Senior Muslim Brother Says Political Change in Arab World Could Result in a Unified International Muslim Brotherhood
|Publication Date||8 August 2011|
|Cite as||Jamestown Foundation, Senior Muslim Brother Says Political Change in Arab World Could Result in a Unified International Muslim Brotherhood, 8 August 2011, available at: http://www.refworld.org/docid/4e3fb2fc2.html [accessed 29 July 2014]|
|Disclaimer||This is not a UNHCR publication. UNHCR is not responsible for, nor does it necessarily endorse, its content. Any views expressed are solely those of the author or publisher and do not necessarily reflect those of UNHCR, the United Nations or its Member States.|
Having just returned to his native Egypt after 23 years of exile, prominent Muslim Brother Dr. Kamal al-Helbawi has spoken optimistically of the Brotherhood being able to take advantage of the momentous political shifts in the Arab world to form a united and international movement dedicated to the furtherance of moderate Sunni Islam in the political field. His remarks appeared in an interview with a pan-Arab daily (al-Sharq al-Awsat, June 1; June 5).
Al-Helbawi, who holds British citizenship, has studied in Pakistan, worked in Nigeria and Saudi Arabia, and has pursued business activities while leading or playing a major role in a number of British-based institutions such as the Center for the Study of Terrorism and the Global Civilizations Study Center. He has also been a prominent member of a number of British or international Muslim organizations while acting until recently as the Muslim Brotherhood's spokesman in the West.
Al-Helbawi notes that the Muslim Brotherhood lacks any international organization at present, though he describes this as a "Brotherhood dream," and one of the main goals of Brotherhood founder Hassan al-Banna (1906-1949). Efforts to increase international coordination have been stifled by pressure from security forces in Egypt, Syria, Libya and elsewhere in the Arab world, save for Jordan, where the movement is allowed to operate openly. However, al-Helbawi suggests that "after the revolution in Egypt, the revolutions in Libya, Tunisia, Syria and Bahrain, maybe matters could improve" and unification might be possible along the lines of "world socialism" or the "Zionist movement." "They all listen [to] and obey one amir or one official despite the particularities of each of the different countries, according to their laws and so on."
Al-Helbawi emphasizes that the Brotherhood does not seek confrontation with any regime, though unlike the Salafists, it sees a role in politics for Islam:
"The 'Brotherhood' does not agree with the saying: 'What belongs to Caesar belongs to Caesar and what belongs to God belongs to God.' It believes that everything belongs to God. Therefore, [former Egyptian president] al-Sadat's saying that 'there is no religion in politics and there is no politics in religion' is ridiculous. The 'Brotherhood' does not believe this. The call must continue because it is an order from God. There is also a need to participate in political action.

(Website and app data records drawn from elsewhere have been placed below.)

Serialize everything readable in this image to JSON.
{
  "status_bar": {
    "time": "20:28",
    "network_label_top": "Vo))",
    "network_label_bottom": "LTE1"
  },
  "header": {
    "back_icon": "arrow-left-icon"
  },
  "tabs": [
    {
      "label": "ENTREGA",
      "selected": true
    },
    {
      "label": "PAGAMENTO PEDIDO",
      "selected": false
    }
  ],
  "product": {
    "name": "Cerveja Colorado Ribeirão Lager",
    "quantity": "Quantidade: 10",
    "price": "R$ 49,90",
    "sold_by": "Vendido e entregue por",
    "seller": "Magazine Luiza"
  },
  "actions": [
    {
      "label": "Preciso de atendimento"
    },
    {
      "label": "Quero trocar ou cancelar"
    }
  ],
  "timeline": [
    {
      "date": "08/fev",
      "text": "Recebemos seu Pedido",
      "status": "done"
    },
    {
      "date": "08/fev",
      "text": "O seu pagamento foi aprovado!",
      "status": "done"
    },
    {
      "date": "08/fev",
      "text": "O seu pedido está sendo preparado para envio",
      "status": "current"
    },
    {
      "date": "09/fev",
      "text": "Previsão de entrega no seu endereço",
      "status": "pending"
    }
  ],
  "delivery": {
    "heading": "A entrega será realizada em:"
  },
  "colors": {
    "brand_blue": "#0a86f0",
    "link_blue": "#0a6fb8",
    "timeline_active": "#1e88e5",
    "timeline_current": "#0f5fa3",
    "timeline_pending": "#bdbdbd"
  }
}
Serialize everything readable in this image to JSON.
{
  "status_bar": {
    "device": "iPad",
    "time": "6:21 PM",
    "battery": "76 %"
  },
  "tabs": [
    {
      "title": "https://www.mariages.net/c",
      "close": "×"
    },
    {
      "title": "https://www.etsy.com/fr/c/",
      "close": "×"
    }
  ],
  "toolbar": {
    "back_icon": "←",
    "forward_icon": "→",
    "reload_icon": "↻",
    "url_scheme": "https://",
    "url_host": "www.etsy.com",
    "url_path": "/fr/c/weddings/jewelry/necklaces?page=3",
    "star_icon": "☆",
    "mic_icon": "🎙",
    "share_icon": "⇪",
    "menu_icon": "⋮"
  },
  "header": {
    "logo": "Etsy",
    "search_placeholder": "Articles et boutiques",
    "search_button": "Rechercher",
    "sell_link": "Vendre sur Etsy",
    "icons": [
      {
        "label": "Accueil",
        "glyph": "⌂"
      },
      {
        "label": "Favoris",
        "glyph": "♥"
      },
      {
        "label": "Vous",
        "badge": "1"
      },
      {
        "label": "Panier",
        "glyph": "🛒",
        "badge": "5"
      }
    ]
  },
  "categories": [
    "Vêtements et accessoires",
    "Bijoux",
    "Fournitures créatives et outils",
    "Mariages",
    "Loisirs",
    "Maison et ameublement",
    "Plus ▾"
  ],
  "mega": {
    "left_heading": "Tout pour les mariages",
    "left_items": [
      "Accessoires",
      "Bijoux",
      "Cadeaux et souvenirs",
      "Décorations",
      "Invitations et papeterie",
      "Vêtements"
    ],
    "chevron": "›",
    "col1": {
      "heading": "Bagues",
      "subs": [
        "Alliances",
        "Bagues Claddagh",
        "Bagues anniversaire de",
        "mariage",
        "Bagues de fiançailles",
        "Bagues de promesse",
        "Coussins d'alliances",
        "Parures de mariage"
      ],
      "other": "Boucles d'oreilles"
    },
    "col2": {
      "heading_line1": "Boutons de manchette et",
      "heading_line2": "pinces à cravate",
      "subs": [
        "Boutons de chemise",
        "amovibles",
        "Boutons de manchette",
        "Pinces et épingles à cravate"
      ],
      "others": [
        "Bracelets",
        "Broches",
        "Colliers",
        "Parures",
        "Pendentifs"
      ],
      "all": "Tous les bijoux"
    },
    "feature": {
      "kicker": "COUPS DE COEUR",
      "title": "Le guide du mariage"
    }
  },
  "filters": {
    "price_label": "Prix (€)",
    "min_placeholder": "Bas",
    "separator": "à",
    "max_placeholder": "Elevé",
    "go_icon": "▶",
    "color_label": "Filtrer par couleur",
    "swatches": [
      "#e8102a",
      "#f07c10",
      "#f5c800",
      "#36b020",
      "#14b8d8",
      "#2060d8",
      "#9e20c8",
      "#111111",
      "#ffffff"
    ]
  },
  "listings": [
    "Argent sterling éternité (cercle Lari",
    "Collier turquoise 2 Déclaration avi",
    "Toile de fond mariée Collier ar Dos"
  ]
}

The advantage that the "Brotherhood" sees in political action is that its members have been raised in a certain way and they have built a cultural, ideological, and jurisprudential structure that makes them different from those who have not received this education or training in the political field. This is something that is an asset to the people and the nation "
Al-Helbawi is the author of a number of Arabic language books on topics including "Global Strategies in the Afghan War," "American Politics in the Middle East" and "The Role of Muslim Youth in Reconstruction." He has also translated works by Imam al-Ghazali (1058-1111) and Shaykh Yusuf al-Qaradawi (a leading Muslim Brotherhood ideologue and religious scholar) into English.
In 2008, al-Helbawi organized a meeting between Shaykh al-Qaradawi and a group of rabbis belonging to Neturei Karta (lit. "Guardians of the City"), an anti-Zionist Orthodox Jewish movement. The group believes the founding of Israel transformed the Jewish movement into a Zionist nationalist movement, in violation of the Torah (al-Sharq al-Awsat, May 3, 2008). More recently, al-Helbawi accused Israel of foreign intervention in the Egyptian "February 25 Revolution" by destroying a gas pipeline in the hope Egypt's revolutionaries would be accused of using explosives, discrediting their peaceful protests (al-Alam TV [Tehran], February 7).